TASK DESCRIPTION: A word-for-word restatement of all the records is the required answer.

[Web page and app entries]
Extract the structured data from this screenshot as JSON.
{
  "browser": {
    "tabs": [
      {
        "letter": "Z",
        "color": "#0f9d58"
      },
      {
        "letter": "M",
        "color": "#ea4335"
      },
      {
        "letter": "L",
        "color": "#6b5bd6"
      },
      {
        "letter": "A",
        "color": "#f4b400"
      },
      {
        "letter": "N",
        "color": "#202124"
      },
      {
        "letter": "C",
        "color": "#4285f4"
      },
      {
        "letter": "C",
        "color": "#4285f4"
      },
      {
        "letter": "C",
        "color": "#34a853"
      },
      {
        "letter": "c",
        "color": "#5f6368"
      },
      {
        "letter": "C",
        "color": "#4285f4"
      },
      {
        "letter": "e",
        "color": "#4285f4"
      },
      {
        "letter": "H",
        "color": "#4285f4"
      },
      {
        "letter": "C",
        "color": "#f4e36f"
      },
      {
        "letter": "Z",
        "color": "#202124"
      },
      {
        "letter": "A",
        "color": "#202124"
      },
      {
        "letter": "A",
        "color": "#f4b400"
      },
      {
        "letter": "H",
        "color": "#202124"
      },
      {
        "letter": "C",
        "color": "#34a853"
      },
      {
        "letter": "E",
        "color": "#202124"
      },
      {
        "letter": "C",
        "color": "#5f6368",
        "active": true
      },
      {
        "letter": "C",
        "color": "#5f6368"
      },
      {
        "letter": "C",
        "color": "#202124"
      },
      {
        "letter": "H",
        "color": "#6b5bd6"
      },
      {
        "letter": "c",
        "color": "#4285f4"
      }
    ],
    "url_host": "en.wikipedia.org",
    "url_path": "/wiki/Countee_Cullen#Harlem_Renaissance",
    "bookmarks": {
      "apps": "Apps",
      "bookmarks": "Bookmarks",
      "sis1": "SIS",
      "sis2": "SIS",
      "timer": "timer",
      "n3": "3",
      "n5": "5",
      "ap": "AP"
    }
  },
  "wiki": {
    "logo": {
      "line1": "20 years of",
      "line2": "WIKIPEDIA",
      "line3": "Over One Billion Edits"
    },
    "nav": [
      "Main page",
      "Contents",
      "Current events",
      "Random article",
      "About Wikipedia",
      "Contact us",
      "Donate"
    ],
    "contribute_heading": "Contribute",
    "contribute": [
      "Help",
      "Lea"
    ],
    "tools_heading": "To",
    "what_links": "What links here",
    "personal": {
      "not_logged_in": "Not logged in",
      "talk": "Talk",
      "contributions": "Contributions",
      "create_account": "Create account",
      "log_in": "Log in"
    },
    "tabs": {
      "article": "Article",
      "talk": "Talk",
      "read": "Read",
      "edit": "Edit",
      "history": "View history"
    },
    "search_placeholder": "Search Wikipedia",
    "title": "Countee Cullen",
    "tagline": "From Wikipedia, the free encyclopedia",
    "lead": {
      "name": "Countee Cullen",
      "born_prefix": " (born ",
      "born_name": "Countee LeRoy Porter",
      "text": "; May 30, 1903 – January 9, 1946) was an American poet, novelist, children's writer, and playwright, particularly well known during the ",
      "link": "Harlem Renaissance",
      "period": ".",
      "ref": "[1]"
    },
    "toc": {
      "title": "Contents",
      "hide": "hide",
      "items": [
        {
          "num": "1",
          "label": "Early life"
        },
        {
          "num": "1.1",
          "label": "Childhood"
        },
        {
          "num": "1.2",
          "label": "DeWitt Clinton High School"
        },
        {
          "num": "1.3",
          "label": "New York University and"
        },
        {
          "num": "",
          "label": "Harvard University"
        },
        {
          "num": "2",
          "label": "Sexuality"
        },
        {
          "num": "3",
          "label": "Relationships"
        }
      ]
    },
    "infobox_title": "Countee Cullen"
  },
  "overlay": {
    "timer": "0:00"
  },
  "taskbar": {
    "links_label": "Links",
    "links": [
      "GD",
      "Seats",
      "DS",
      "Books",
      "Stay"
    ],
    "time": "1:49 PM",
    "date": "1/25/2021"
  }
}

RESULT OF THE TASK:
Extract the structured data from this screenshot as JSON.
{
  "browser": {
    "tabs": [
      {
        "letter": "Z",
        "color": "#0f9d58"
      },
      {
        "letter": "M",
        "color": "#ea4335"
      },
      {
        "letter": "L",
        "color": "#6b5bd6"
      },
      {
        "letter": "A",
        "color": "#f4b400"
      },
      {
        "letter": "N",
        "color": "#202124"
      },
      {
        "letter": "C",
        "color": "#4285f4"
      },
      {
        "letter": "C",
        "color": "#4285f4"
      },
      {
        "letter": "C",
        "color": "#34a853"
      },
      {
        "letter": "c",
        "color": "#5f6368"
      },
      {
        "letter": "C",
        "color": "#4285f4"
      },
      {
        "letter": "e",
        "color": "#4285f4"
      },
      {
        "letter": "H",
        "color": "#4285f4"
      },
      {
        "letter": "C",
        "color": "#f4e36f"
      },
      {
        "letter": "Z",
        "color": "#202124"
      },
      {
        "letter": "A",
        "color": "#202124"
      },
      {
        "letter": "A",
        "color": "#f4b400"
      },
      {
        "letter": "H",
        "color": "#202124"
      },
      {
        "letter": "C",
        "color": "#34a853"
      },
      {
        "letter": "E",
        "color": "#202124"
      },
      {
        "letter": "C",
        "color": "#5f6368",
        "active": true
      },
      {
        "letter": "C",
        "color": "#5f6368"
      },
      {
        "letter": "C",
        "color": "#202124"
      },
      {
        "letter": "H",
        "color": "#6b5bd6"
      },
      {
        "letter": "c",
        "color": "#4285f4"
      }
    ],
    "url_host": "en.wikipedia.org",
    "url_path": "/wiki/Countee_Cullen#Harlem_Renaissance",
    "bookmarks": {
      "apps": "Apps",
      "bookmarks": "Bookmarks",
      "sis1": "SIS",
      "sis2": "SIS",
      "timer": "timer",
      "n3": "3",
      "n5": "5",
      "ap": "AP"
    }
  },
  "wiki": {
    "logo": {
      "line1": "20 years of",
      "line2": "WIKIPEDIA",
      "line3": "Over One Billion Edits"
    },
    "nav": [
      "Main page",
      "Contents",
      "Current events",
      "Random article",
      "About Wikipedia",
      "Contact us",
      "Donate"
    ],
    "contribute_heading": "Contribute",
    "contribute": [
      "Help",
      "Lea"
    ],
    "tools_heading": "To",
    "what_links": "What links here",
    "personal": {
      "not_logged_in": "Not logged in",
      "talk": "Talk",
      "contributions": "Contributions",
      "create_account": "Create account",
      "log_in": "Log in"
    },
    "tabs": {
      "article": "Article",
      "talk": "Talk",
      "read": "Read",
      "edit": "Edit",
      "history": "View history"
    },
    "search_placeholder": "Search Wikipedia",
    "title": "Countee Cullen",
    "tagline": "From Wikipedia, the free encyclopedia",
    "lead": {
      "name": "Countee Cullen",
      "born_prefix": " (born ",
      "born_name": "Countee LeRoy Porter",
      "text": "; May 30, 1903 – January 9, 1946) was an American poet, novelist, children's writer, and playwright, particularly well known during the ",
      "link": "Harlem Renaissance",
      "period": ".",
      "ref": "[1]"
    },
    "toc": {
      "title": "Contents",
      "hide": "hide",
      "items": [
        {
          "num": "1",
          "label": "Early life"
        },
        {
          "num": "1.1",
          "label": "Childhood"
        },
        {
          "num": "1.2",
          "label": "DeWitt Clinton High School"
        },
        {
          "num": "1.3",
          "label": "New York University and"
        },
        {
          "num": "",
          "label": "Harvard University"
        },
        {
          "num": "2",
          "label": "Sexuality"
        },
        {
          "num": "3",
          "label": "Relationships"
        }
      ]
    },
    "infobox_title": "Countee Cullen"
  },
  "overlay": {
    "timer": "0:00"
  },
  "taskbar": {
    "links_label": "Links",
    "links": [
      "GD",
      "Seats",
      "DS",
      "Books",
      "Stay"
    ],
    "time": "1:49 PM",
    "date": "1/25/2021"
  }
}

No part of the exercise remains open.